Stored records
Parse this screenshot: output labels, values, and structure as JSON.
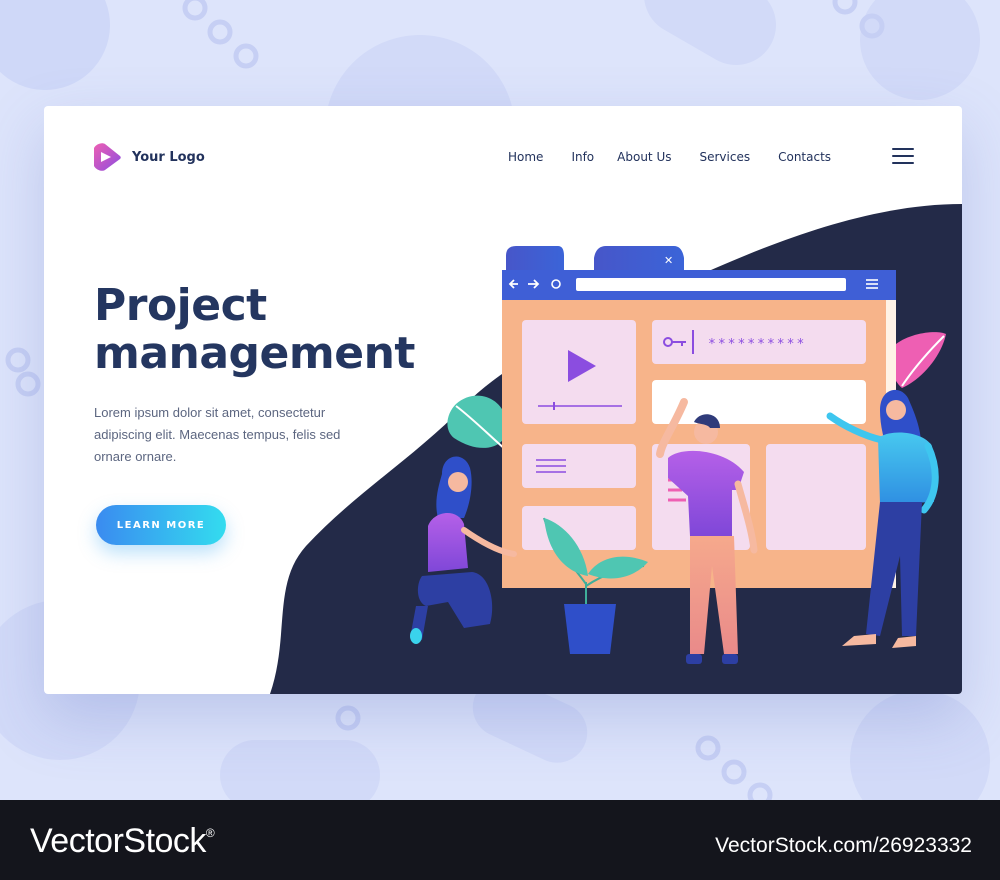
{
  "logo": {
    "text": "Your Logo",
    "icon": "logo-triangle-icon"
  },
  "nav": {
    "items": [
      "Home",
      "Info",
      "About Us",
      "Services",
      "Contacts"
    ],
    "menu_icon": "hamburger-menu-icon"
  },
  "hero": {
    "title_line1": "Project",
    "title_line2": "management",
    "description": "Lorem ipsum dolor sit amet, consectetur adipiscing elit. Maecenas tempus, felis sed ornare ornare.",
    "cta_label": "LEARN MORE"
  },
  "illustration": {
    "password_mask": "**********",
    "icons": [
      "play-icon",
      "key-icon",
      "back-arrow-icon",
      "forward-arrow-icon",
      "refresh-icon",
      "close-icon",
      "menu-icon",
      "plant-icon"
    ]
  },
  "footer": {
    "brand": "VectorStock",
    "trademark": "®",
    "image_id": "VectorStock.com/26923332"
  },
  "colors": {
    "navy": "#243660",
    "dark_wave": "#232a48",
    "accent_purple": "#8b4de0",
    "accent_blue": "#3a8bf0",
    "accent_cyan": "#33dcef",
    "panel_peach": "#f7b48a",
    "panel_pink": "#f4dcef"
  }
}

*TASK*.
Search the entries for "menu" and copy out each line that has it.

*ANSWER TO THE PROBLEM*.
    "menu_icon": "hamburger-menu-icon"
      "menu-icon",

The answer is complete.